Gluing the bamboo is one option. This applies to the bamboo directly to the floorboard giving it extra stability, which is best if you have lots of heavy furniture that will be resting on your floor. Urethane-based glues tend to be the best for bamboo but you will need to ask the flooring manufacturer to be sure.
This method is usually done by professionals because it requires a ventilator and keeping the home properly aired out to disperse the glue fumes. The costs will vary depending on your local labor but if you do it yourself you should plan on having to buy the respirator, trowels, and glue separate from the floor.

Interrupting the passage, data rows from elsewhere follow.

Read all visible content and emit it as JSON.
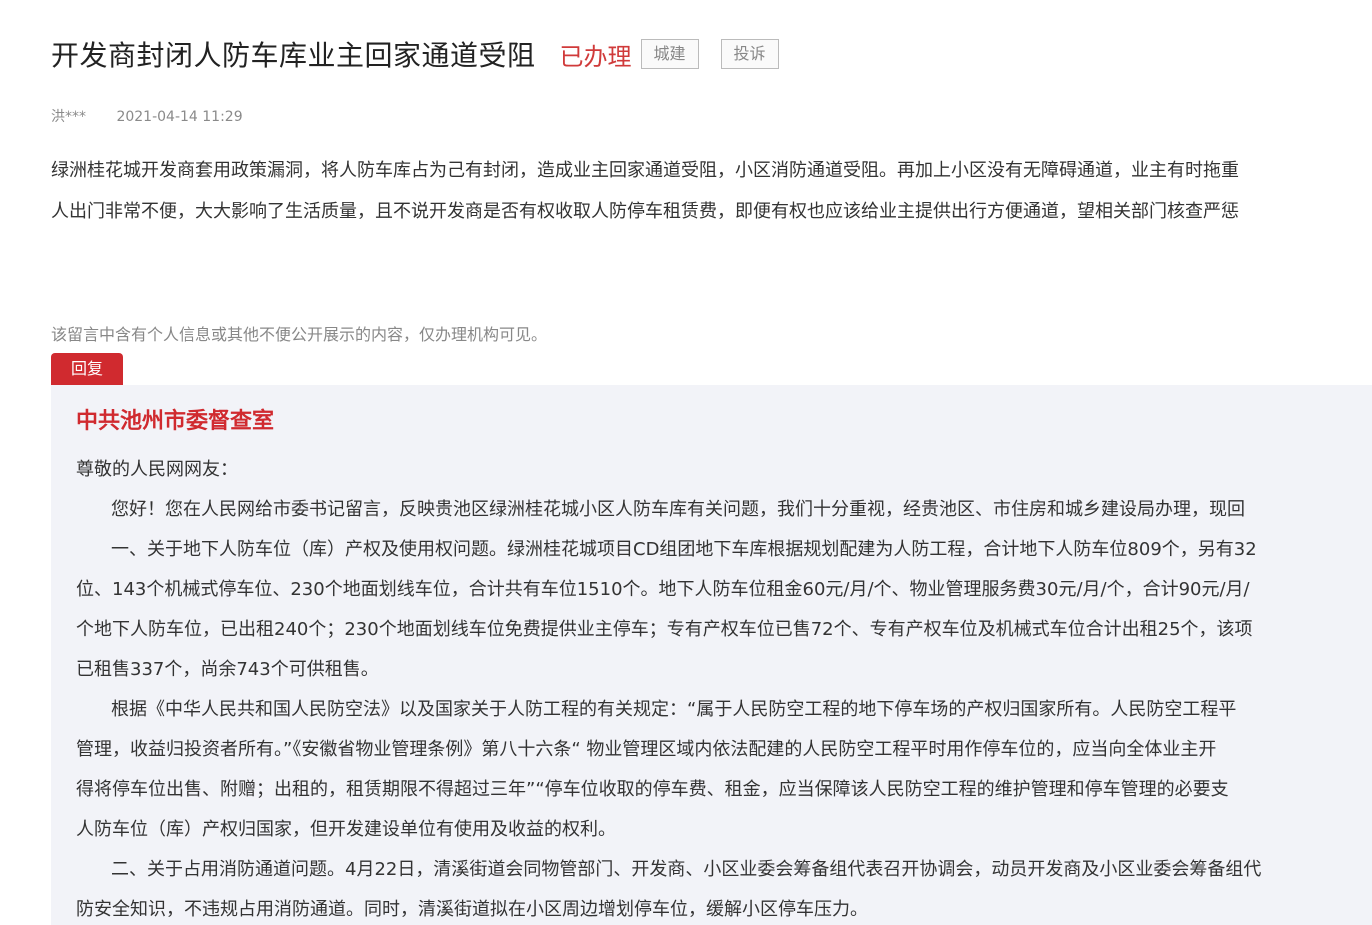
{
  "post": {
    "title": "开发商封闭人防车库业主回家通道受阻",
    "status": "已办理",
    "tags": [
      "城建",
      "投诉"
    ],
    "author": "洪***",
    "date": "2021-04-14 11:29",
    "content_lines": [
      "绿洲桂花城开发商套用政策漏洞，将人防车库占为己有封闭，造成业主回家通道受阻，小区消防通道受阻。再加上小区没有无障碍通道，业主有时拖重",
      "人出门非常不便，大大影响了生活质量，且不说开发商是否有权收取人防停车租赁费，即便有权也应该给业主提供出行方便通道，望相关部门核查严惩"
    ],
    "privacy_notice": "该留言中含有个人信息或其他不便公开展示的内容，仅办理机构可见。"
  },
  "reply": {
    "badge": "回复",
    "org": "中共池州市委督查室",
    "lines": [
      "尊敬的人民网网友：",
      "您好！您在人民网给市委书记留言，反映贵池区绿洲桂花城小区人防车库有关问题，我们十分重视，经贵池区、市住房和城乡建设局办理，现回",
      "一、关于地下人防车位（库）产权及使用权问题。绿洲桂花城项目CD组团地下车库根据规划配建为人防工程，合计地下人防车位809个，另有32",
      "位、143个机械式停车位、230个地面划线车位，合计共有车位1510个。地下人防车位租金60元/月/个、物业管理服务费30元/月/个，合计90元/月/",
      "个地下人防车位，已出租240个；230个地面划线车位免费提供业主停车；专有产权车位已售72个、专有产权车位及机械式车位合计出租25个，该项",
      "已租售337个，尚余743个可供租售。",
      "根据《中华人民共和国人民防空法》以及国家关于人防工程的有关规定：“属于人民防空工程的地下停车场的产权归国家所有。人民防空工程平",
      "管理，收益归投资者所有。”《安徽省物业管理条例》第八十六条“ 物业管理区域内依法配建的人民防空工程平时用作停车位的，应当向全体业主开",
      "得将停车位出售、附赠；出租的，租赁期限不得超过三年”“停车位收取的停车费、租金，应当保障该人民防空工程的维护管理和停车管理的必要支",
      "人防车位（库）产权归国家，但开发建设单位有使用及收益的权利。",
      "二、关于占用消防通道问题。4月22日，清溪街道会同物管部门、开发商、小区业委会筹备组代表召开协调会，动员开发商及小区业委会筹备组代",
      "防安全知识，不违规占用消防通道。同时，清溪街道拟在小区周边增划停车位，缓解小区停车压力。"
    ]
  }
}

Otherwise, you are only responsible for the contractor’s rate and the glue materials.
Nailing a bamboo floor is very much like nailing any hardwood floor. It’s best to use a pneumatic nail gun on bamboo, so many homeowners who are not used to working with those choose to hire an expert. The good thing about nailing is you don’t have to deal with glue fumes.
The most DIY-friendly method is to install a floating floor. If you have a contractor the costs of installing a floating floor will often be less than the costs for either of the above methods because it takes less time and fewer tools. For the DIY’er, the click and install floors can be learned fairly quickly since the pieces are designed to snap together.
A few other notes on added complexity that might add to your installation costs: stairs and multiple small rooms will add time and therefore money to the project. Installers may also charge for having to prepare the subfloor, molding, and baseboards. If you choose added insulation or need to add sealants or finishes to the bamboo floor, that will also need to be considered in the final price.
Captain’s warning! If you want to DIY, I see floating floors as the only option. Not all bamboo floors can be installed as floating floors. They have to have a “click and lock” or “tongue and groove” system that allows the pieces to snap together like puzzle pieces. Even then, make sure to read up on installation because there are few tips you’ll want to ensure it goes smoothly like giving the bamboo floor a little space from the wall for expansion.
Acclimating your bamboo to your home
Bamboo will expand and contract based on the environment it is in. This is primarily due to the humidity.
To get your bamboo used to your home, you need to give it at least 72 hours in your home. This reduces the chance of buckling and warping after installation.
Some bamboo will require longer, particularly woven bamboo. Unsure of how long to let it sit? The manufacturer should be able to tell you.
One other important note: this doesn’t just mean getting boxes of your bamboo and setting it in your home. You need to actually lay the bamboo out so the maximum possible area is exposed to the air inside your home.
Chapter 5: Where to buy bamboo flooring
Bamboo used to be a specialty item you had to order online. Today, most flooring stores will give you bamboo options. I have an article on the pros and cons of buying flooring at different stores. That may be worth reading if you’re undecided.
A quick summary: If you know what you want (hopefully this guide helped), you could consider online to save money. This is especially true if you plan on getting a floating flooring and installing it yourself. If you’d like a little more advice or suggestion, local stores or even big box stores in some cases might be your best best. I’d definitely recommend a local store if you have a more complicated installation job or situation and would like advice on installation and flooring in general.
Captain’s parting words
You now know why bamboo can vary so much in price, and picking out a durable and eco-friendly bamboo (if you want both) shouldn’t be a problem.
I love bamboo when it’s done right: it’s a more eco-friendly and unique hardwood. If anything turns you off about bamboo, you could check out my unbiased hardwood guide or my hardwood species guide to pick out a specific hardwood.
Any questions on bamboo flooring, other than how to clean it? Let me know in the comments below.